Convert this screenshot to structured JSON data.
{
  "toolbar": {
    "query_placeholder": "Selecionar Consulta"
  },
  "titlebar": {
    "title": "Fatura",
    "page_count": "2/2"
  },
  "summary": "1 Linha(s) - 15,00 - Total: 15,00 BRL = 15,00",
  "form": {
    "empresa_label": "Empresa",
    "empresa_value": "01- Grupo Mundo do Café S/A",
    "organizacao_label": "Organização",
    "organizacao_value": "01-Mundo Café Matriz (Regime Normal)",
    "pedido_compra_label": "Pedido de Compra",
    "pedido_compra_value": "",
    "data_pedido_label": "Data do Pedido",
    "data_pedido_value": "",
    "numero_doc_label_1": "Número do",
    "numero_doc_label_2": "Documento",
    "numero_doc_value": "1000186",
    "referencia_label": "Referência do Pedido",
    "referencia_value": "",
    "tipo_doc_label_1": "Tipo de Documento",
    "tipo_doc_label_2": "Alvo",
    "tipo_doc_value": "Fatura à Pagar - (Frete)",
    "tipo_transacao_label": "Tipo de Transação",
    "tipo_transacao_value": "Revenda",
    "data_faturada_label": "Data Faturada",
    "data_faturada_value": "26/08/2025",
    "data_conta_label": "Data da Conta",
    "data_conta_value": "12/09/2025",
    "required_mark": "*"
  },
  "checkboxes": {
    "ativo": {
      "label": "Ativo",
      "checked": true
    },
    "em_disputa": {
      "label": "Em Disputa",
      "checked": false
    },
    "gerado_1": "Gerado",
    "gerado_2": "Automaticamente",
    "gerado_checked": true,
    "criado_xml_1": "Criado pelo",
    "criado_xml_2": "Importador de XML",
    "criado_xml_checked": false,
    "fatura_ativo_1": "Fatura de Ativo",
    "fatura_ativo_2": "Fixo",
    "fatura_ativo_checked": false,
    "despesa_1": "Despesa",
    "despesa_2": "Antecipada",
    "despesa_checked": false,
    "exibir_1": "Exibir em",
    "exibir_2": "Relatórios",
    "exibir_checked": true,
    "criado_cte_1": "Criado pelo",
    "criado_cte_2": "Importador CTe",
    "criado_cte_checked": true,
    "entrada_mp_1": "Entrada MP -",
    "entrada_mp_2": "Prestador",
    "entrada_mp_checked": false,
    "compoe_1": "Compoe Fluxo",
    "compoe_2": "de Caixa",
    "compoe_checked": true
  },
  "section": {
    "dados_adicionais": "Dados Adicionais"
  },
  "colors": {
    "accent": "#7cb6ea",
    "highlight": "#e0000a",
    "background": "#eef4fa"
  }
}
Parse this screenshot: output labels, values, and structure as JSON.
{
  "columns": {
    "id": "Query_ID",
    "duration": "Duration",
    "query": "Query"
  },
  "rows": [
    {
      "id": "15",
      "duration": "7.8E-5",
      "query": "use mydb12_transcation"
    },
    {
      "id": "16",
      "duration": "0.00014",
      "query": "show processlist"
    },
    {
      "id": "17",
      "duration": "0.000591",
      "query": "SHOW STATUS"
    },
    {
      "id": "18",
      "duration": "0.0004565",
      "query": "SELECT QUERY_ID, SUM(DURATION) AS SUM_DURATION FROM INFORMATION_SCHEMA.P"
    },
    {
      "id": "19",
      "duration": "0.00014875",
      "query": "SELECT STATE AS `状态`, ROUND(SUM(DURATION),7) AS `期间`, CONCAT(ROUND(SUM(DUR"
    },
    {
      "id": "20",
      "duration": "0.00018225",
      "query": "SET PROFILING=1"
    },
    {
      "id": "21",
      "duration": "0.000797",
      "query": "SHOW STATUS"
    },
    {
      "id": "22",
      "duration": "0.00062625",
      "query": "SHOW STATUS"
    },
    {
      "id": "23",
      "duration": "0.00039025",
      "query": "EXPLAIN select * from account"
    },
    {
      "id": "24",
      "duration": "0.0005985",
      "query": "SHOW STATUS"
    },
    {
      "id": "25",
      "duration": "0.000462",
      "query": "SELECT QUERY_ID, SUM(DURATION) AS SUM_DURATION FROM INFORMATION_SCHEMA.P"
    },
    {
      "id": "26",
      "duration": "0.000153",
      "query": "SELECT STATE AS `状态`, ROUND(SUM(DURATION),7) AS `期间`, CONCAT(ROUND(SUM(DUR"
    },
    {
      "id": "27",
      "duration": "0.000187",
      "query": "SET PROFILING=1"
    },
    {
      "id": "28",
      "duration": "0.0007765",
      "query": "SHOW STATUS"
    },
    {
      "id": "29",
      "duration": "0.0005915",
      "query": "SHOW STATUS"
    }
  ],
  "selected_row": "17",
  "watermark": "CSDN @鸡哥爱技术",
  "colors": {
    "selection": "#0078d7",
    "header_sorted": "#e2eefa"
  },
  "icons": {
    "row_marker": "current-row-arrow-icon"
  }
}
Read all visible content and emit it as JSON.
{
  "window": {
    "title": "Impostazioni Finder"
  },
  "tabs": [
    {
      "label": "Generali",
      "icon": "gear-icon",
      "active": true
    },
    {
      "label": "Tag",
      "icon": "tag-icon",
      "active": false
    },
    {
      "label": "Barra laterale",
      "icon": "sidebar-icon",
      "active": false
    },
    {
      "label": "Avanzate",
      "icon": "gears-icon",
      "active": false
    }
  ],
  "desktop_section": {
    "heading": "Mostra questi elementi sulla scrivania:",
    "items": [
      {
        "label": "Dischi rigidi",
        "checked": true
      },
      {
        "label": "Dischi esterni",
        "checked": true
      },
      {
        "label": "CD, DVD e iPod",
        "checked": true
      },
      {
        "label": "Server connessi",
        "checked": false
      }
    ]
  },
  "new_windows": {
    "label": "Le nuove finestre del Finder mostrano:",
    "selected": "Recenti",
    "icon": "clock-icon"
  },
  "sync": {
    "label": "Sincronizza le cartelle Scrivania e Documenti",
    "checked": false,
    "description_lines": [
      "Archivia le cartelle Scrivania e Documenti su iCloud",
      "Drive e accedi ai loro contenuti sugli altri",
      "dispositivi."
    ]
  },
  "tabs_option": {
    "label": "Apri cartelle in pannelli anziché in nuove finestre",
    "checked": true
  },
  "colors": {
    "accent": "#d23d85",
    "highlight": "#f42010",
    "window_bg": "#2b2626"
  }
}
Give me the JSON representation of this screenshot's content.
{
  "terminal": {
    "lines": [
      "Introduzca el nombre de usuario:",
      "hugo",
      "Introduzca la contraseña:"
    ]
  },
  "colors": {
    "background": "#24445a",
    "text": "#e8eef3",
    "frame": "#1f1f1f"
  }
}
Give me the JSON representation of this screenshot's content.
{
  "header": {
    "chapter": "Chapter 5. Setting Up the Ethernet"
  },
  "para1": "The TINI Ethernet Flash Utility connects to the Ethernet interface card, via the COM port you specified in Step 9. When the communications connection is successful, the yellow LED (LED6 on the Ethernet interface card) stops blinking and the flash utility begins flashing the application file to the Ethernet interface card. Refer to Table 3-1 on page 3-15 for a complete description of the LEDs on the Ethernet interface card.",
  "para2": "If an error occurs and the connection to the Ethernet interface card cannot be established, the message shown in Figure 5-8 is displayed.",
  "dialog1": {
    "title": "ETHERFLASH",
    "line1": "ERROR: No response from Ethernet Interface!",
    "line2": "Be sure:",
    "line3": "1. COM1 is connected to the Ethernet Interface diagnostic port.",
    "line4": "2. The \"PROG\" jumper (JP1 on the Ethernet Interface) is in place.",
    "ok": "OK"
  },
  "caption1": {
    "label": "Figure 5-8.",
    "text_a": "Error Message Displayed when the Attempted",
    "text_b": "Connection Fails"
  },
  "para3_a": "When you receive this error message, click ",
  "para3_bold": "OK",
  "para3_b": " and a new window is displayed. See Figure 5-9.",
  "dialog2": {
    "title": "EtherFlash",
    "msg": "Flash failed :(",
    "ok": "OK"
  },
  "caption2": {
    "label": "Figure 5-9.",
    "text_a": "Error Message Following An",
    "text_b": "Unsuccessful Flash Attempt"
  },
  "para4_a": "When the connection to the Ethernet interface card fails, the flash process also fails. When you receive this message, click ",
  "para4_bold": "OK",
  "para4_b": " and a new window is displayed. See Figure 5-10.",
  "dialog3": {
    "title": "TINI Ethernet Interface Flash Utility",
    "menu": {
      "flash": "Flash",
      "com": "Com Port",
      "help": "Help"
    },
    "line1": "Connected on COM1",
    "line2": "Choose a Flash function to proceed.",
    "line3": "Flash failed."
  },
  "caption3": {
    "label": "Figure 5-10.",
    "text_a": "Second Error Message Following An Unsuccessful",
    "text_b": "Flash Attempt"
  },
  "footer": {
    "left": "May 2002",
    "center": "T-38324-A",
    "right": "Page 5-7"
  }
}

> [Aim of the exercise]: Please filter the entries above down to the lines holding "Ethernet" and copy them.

> [Reply]:
    "chapter": "Chapter 5. Setting Up the Ethernet"
  "para1": "The TINI Ethernet Flash Utility connects to the Ethernet interface card, via the COM port you specified in Step 9. When the communications connection is successful, the yellow LED (LED6 on the Ethernet interface card) stops blinking and the flash utility begins flashing the application file to the Ethernet interface card. Refer to Table 3-1 on page 3-15 for a complete description of the LEDs on the Ethernet interface card.",
  "para2": "If an error occurs and the connection to the Ethernet interface card cannot be established, the message shown in Figure 5-8 is displayed.",
    "line1": "ERROR: No response from Ethernet Interface!",
    "line3": "1. COM1 is connected to the Ethernet Interface diagnostic port.",
    "line4": "2. The \"PROG\" jumper (JP1 on the Ethernet Interface) is in place.",
  "para4_a": "When the connection to the Ethernet interface card fails, the flash process also fails. When you receive this message, click ",
    "title": "TINI Ethernet Interface Flash Utility",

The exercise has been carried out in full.